"How," I asked, "did the Lamb family keep Mary from going to prison? Was it by calling her mad?"
"Well, because it was matricide and not murder of an unrelated person, the response traditionally has been, both before and since, more sympathetic. The understanding is that this is a psychological event more than a murder. I always paused when I called it a 'murder' because there are so many layers of meaning to that word that don't necessarily fit what Mary did."
"The word 'matricide' seems so literary."
"I know. I discovered that an old friend of mine actually had done significant research into the legal history of parricide, 'parent murder.' His finding had been that there was an unspoken tradition of sympathy and leniency toward the perpetrator based on the fact that this was not something anyone would do out of hatred but rather from frustration or psychological imbalance. There are very few cases of matricide on the books, but Mary's case was like the cases that led up to the insanity plea, in the sense that the act was looked upon as something that couldn't have possibly been done in a rational state of mind."
"How did Charles feel about Mary's murder of their mother?"

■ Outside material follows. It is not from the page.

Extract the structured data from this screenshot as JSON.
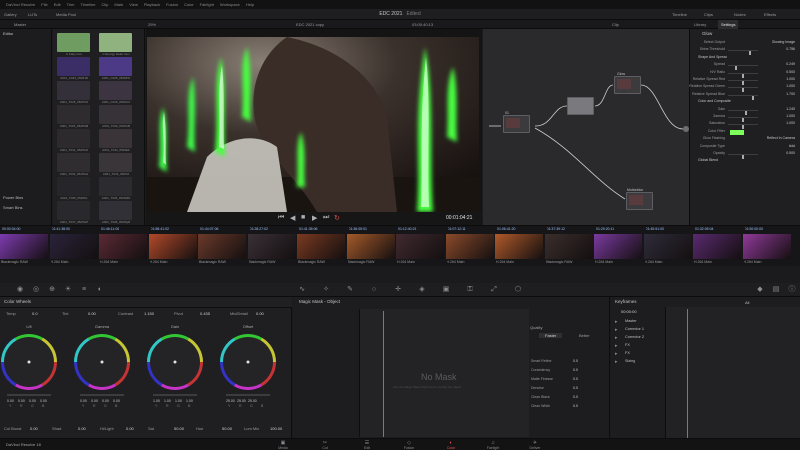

"There's not a simple answer. His first concern was Mary, more than grief for his mother. He states early on that he feels guilty about that. My hunch is that the mother was a difficult person, perhaps manic-depressive, and that Charles recognized that much of their mother's difficult personality took its toll on Mary. He probably had watched that through his 21 years of life. So there was already a built-in sense of anger toward the mother and sympathy toward the sister. I tippytoe around all this because it's hard to talk about, justifying anyone's killing her own mother. But what little indication there is suggests that it was a very unhappy relationship in which Mary was really victimized.
"And," Ms. Hitchcock said, "to add to that difficult relationship with the mother, one cannot help but think of the difficulty for Mary of knowing that she was as smart as her two brothers and watching them go to good schools and move into the middle class and get jobs that took them out of the house and paid them money and gave them a future. She had none of these opportunities. There are many reasons for her to have been frustrated to the point of snapping."
I laughed, saying, "I imagined the mother complained to Mary about Mary's preparation of dinner one too many times."
Ms. Hitchcock did not disagree. She imitated the voice she imagined as that of Mary's mother. " 'Why did you do this? Why didn't you do that?' " Returning to her own voice, Ms. Hitchcock said, "I think one of the reasons that this story fascinates us is that many of us remember that part of our mothers. If you take that part and blow it up to its extreme, you can identify."
"Or," I suggested, "that part of yourself, too."
Mary Lamb, before her mother's death, helped supplement the family income by taking in sewing, an occupation spoken of in Lamb's day as "mantua making." I asked Ms. Hitchcock about this.
"'Mantua' comes from the French word monteau, meaning 'coat.' In Mary Lamb's time a mantua was a fashionable garment that was a cross between a vest and a dress, that covered another longer and fuller dress. A garment like that was the traditional mantua in the English fashion of the mid- to late 18th Century. By the time Mary Lamb herself was involved in the trade called 'mantua making,' mantua meant clothing in general.
"I was fascinated by the connotations of the term. I wasn't aware that it really did carry with it a connotation of sexuality. It's hard for us even to imagine today, but there's one image that I found of two milliners looking over a man, taking his measurements, and it's ripe with sexuality. You get the point from just that picture alone. Also, there were entire plays and novels written about the loose behavior of the mantua makers. So Mary was moving into a difficult reputation by taking up that trade."
"She must have felt humiliated."
"Yes, I think that was a factor in the whole spirit of the household, that they had lived so happily and protected in the Inner Temple, really sort of a walled community. And her father became unable to do his work and then his patron died, and they were forced to move into this tiny apartment. The apartment was in the law district but outside the walls and amidst the rabble of London."
"And the family was scraping together a living."
"That's right. The father got a little bit of money. His sister who lived with them was older than either the father or the mother but was also hard to live with. She had some sort of fund or pension or endowment, but it was minuscule. She paid her way, but that's all. Then there were the two sons bringing in a little money, but not much."
I found it interesting that after Mary knifed her mother, her family was not afraid of Mary. They didn't sense her as dangerous to them.
"They loved her," Ms. Hitchcock said. "They appreciated her and they honored her intellect. Really, the closest we get to hearing that someone might be frightened of her was a letter that Coleridge wrote to his wife after having witnessed one of Mary's oncoming manic episodes. But even his description is not one in which he fears for himself. It more has to do with Mary's awareness that she's losing control. She tells him, 'Here it comes again.' I think she had psychological sensitivity and control over herself and got to the point where she knew the signs and knew when it was time for her to return to the madhouse."
"One of your book's saddest points is your mention of Charles returning Mary to the madhouse and their carrying her straitjacket with them. That is heartbreaking."